Interface dataset entries
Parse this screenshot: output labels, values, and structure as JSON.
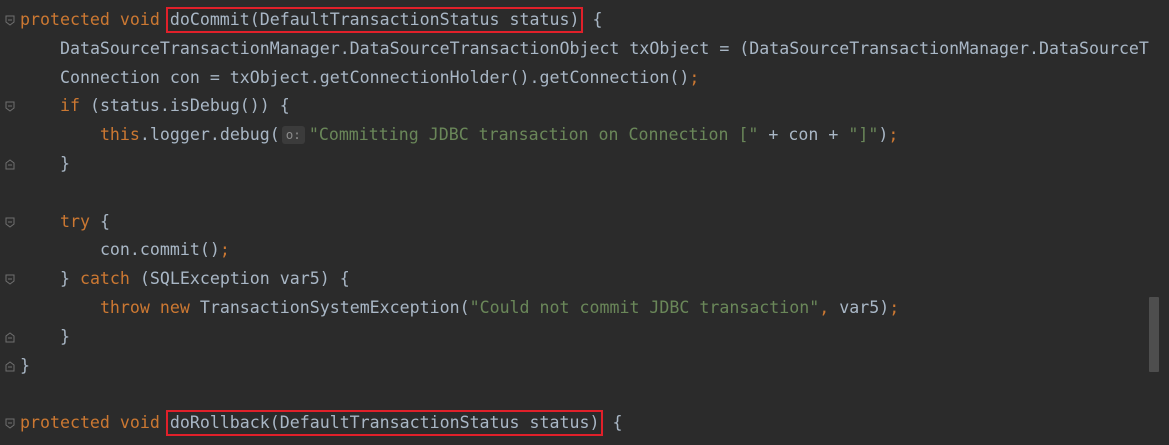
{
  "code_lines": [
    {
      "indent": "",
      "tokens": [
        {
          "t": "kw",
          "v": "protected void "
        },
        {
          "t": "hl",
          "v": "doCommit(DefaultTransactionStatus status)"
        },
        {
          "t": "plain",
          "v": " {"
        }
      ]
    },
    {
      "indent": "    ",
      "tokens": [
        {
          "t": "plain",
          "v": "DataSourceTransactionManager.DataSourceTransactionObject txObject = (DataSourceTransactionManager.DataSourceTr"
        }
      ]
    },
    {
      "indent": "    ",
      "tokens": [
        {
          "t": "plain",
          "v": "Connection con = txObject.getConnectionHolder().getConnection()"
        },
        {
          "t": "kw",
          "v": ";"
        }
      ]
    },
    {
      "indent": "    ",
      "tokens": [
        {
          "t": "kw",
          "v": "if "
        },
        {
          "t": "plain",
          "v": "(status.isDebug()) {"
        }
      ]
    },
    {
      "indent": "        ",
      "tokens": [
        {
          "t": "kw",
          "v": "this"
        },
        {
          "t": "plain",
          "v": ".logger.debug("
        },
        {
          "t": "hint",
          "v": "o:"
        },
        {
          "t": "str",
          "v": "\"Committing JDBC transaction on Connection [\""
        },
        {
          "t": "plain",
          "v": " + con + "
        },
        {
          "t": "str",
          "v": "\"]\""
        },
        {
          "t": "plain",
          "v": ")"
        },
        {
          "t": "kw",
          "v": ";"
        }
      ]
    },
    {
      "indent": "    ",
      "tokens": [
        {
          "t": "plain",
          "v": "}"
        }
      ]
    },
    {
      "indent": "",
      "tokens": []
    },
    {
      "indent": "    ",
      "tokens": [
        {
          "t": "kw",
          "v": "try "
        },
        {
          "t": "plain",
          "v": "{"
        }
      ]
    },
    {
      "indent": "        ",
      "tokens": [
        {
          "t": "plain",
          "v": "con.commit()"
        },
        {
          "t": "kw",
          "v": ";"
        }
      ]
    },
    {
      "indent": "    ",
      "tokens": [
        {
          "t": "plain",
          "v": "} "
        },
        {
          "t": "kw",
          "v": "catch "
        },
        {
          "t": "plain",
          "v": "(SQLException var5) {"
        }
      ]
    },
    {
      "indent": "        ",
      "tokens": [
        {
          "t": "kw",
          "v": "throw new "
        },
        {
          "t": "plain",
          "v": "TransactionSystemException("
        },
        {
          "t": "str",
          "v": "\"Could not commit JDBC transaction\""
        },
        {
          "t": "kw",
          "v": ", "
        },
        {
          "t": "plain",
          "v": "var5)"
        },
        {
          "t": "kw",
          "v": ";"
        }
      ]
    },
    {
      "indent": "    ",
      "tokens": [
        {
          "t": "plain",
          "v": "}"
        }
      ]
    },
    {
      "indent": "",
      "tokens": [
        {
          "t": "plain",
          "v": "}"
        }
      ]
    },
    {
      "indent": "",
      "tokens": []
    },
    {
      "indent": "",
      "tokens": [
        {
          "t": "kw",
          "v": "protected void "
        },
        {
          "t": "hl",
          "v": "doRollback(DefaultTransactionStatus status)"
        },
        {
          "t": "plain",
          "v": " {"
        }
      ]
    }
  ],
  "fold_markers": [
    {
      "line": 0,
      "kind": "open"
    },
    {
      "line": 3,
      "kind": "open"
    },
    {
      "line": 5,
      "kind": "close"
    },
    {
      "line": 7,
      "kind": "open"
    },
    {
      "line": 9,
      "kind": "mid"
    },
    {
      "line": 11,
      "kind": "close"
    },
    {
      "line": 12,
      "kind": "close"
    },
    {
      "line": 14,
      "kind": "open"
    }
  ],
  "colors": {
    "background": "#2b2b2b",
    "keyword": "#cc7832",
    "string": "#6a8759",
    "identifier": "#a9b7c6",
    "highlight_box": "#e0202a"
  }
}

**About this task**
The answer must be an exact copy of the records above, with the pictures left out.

**Result for this exercise**
Parse this screenshot: output labels, values, and structure as JSON.
{
  "code_lines": [
    {
      "indent": "",
      "tokens": [
        {
          "t": "kw",
          "v": "protected void "
        },
        {
          "t": "hl",
          "v": "doCommit(DefaultTransactionStatus status)"
        },
        {
          "t": "plain",
          "v": " {"
        }
      ]
    },
    {
      "indent": "    ",
      "tokens": [
        {
          "t": "plain",
          "v": "DataSourceTransactionManager.DataSourceTransactionObject txObject = (DataSourceTransactionManager.DataSourceTr"
        }
      ]
    },
    {
      "indent": "    ",
      "tokens": [
        {
          "t": "plain",
          "v": "Connection con = txObject.getConnectionHolder().getConnection()"
        },
        {
          "t": "kw",
          "v": ";"
        }
      ]
    },
    {
      "indent": "    ",
      "tokens": [
        {
          "t": "kw",
          "v": "if "
        },
        {
          "t": "plain",
          "v": "(status.isDebug()) {"
        }
      ]
    },
    {
      "indent": "        ",
      "tokens": [
        {
          "t": "kw",
          "v": "this"
        },
        {
          "t": "plain",
          "v": ".logger.debug("
        },
        {
          "t": "hint",
          "v": "o:"
        },
        {
          "t": "str",
          "v": "\"Committing JDBC transaction on Connection [\""
        },
        {
          "t": "plain",
          "v": " + con + "
        },
        {
          "t": "str",
          "v": "\"]\""
        },
        {
          "t": "plain",
          "v": ")"
        },
        {
          "t": "kw",
          "v": ";"
        }
      ]
    },
    {
      "indent": "    ",
      "tokens": [
        {
          "t": "plain",
          "v": "}"
        }
      ]
    },
    {
      "indent": "",
      "tokens": []
    },
    {
      "indent": "    ",
      "tokens": [
        {
          "t": "kw",
          "v": "try "
        },
        {
          "t": "plain",
          "v": "{"
        }
      ]
    },
    {
      "indent": "        ",
      "tokens": [
        {
          "t": "plain",
          "v": "con.commit()"
        },
        {
          "t": "kw",
          "v": ";"
        }
      ]
    },
    {
      "indent": "    ",
      "tokens": [
        {
          "t": "plain",
          "v": "} "
        },
        {
          "t": "kw",
          "v": "catch "
        },
        {
          "t": "plain",
          "v": "(SQLException var5) {"
        }
      ]
    },
    {
      "indent": "        ",
      "tokens": [
        {
          "t": "kw",
          "v": "throw new "
        },
        {
          "t": "plain",
          "v": "TransactionSystemException("
        },
        {
          "t": "str",
          "v": "\"Could not commit JDBC transaction\""
        },
        {
          "t": "kw",
          "v": ", "
        },
        {
          "t": "plain",
          "v": "var5)"
        },
        {
          "t": "kw",
          "v": ";"
        }
      ]
    },
    {
      "indent": "    ",
      "tokens": [
        {
          "t": "plain",
          "v": "}"
        }
      ]
    },
    {
      "indent": "",
      "tokens": [
        {
          "t": "plain",
          "v": "}"
        }
      ]
    },
    {
      "indent": "",
      "tokens": []
    },
    {
      "indent": "",
      "tokens": [
        {
          "t": "kw",
          "v": "protected void "
        },
        {
          "t": "hl",
          "v": "doRollback(DefaultTransactionStatus status)"
        },
        {
          "t": "plain",
          "v": " {"
        }
      ]
    }
  ],
  "fold_markers": [
    {
      "line": 0,
      "kind": "open"
    },
    {
      "line": 3,
      "kind": "open"
    },
    {
      "line": 5,
      "kind": "close"
    },
    {
      "line": 7,
      "kind": "open"
    },
    {
      "line": 9,
      "kind": "mid"
    },
    {
      "line": 11,
      "kind": "close"
    },
    {
      "line": 12,
      "kind": "close"
    },
    {
      "line": 14,
      "kind": "open"
    }
  ],
  "colors": {
    "background": "#2b2b2b",
    "keyword": "#cc7832",
    "string": "#6a8759",
    "identifier": "#a9b7c6",
    "highlight_box": "#e0202a"
  }
}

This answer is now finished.